In the year 2017, the outdoor swimming facility in Fredriksberg (Västerås, Sweden) was destroyed by a fire outbreak. A couple of years later Topia Landscape Architects, in collaboration with Carlsteds Architects, got the commission to design a new swimming facility at the same spot. One of the main goals with the new facility was to contribute positively to the site and reverse the bad reputation that characterized the site since the fire. To do so the space had to be carefully designed and the quality of both materials and equipment that were chosen was of a high standard.
Before the fire, the swimming area was an important meeting place in the neighborhood. With the opening of the new bath the space were designed to become a destination and attract even a wider range of people and visitors from other parts of the city as well.
The swimming area is located in a large park called Fredriksbergsparken and the re-opened facility works as an extension of the park with lots of green spaces and plantings.
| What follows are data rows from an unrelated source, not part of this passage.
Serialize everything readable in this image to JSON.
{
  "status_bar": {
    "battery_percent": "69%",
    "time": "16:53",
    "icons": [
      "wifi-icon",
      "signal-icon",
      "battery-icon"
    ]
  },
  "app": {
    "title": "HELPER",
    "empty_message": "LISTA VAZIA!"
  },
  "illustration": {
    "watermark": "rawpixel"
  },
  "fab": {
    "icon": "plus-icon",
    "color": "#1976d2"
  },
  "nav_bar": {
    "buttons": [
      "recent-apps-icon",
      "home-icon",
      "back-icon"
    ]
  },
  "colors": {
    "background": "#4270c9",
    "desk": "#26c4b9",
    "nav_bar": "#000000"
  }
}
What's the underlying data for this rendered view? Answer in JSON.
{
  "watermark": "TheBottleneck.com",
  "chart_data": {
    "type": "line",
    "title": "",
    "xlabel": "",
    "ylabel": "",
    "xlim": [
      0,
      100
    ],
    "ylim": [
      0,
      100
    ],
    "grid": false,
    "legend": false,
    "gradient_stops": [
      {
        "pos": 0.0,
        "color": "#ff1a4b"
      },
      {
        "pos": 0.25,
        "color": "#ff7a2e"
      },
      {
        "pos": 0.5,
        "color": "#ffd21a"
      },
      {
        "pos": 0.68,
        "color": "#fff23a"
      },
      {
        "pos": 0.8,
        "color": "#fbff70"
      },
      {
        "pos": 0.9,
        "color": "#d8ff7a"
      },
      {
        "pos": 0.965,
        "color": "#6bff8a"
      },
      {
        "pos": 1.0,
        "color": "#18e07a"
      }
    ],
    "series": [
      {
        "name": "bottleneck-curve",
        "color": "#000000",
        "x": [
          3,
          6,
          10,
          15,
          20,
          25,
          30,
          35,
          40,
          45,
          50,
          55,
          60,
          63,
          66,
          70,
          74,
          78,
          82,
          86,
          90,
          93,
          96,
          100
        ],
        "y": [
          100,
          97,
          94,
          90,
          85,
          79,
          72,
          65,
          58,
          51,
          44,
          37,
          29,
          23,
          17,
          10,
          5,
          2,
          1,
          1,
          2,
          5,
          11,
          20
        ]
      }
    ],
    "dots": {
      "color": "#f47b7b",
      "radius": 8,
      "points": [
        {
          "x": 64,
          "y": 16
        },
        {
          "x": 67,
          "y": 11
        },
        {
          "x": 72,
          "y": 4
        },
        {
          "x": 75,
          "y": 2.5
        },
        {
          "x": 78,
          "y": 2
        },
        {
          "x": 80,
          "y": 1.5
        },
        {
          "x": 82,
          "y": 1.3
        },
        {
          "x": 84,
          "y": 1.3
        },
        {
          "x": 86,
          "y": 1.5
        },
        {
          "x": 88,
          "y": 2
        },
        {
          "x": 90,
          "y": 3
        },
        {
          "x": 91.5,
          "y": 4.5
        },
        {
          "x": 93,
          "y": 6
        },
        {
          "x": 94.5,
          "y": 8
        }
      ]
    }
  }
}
The whole space is divided into smaller areas; within the area you find a calm café area with a dark brown floor of ground bricks, two water play areas with fountains and running water, and a calmer screened-off area with the smaller pool and sunbeds from Nola. The heart of the swimming area is the large swimming pool, enclosed by a sloping lawn with trees and a large furniture piece for sitting and resting placed under a pergola.
Against the building climbing plants grow and partly cover the facade. Together with preserved, grown-up trees these plants contribute to a sense of a green oasis. Perennials that bloom in blue shades and the azur blue tones in the furniture harmonize with the shade of the water. In the plantings, honey locust (Gleditsia triacanthos) is planted, which when fully grown will give a fine and sheer shade.
Landscape Architecture: Topia landskapsarkitekter
Architecture: Carlstedt Arkitekter
Project location: Fredriksberg, Västerås, Sweden
Design year: 2019-2020
Year Built: 2022
Photo: Nola Industries, Anders Fredriksen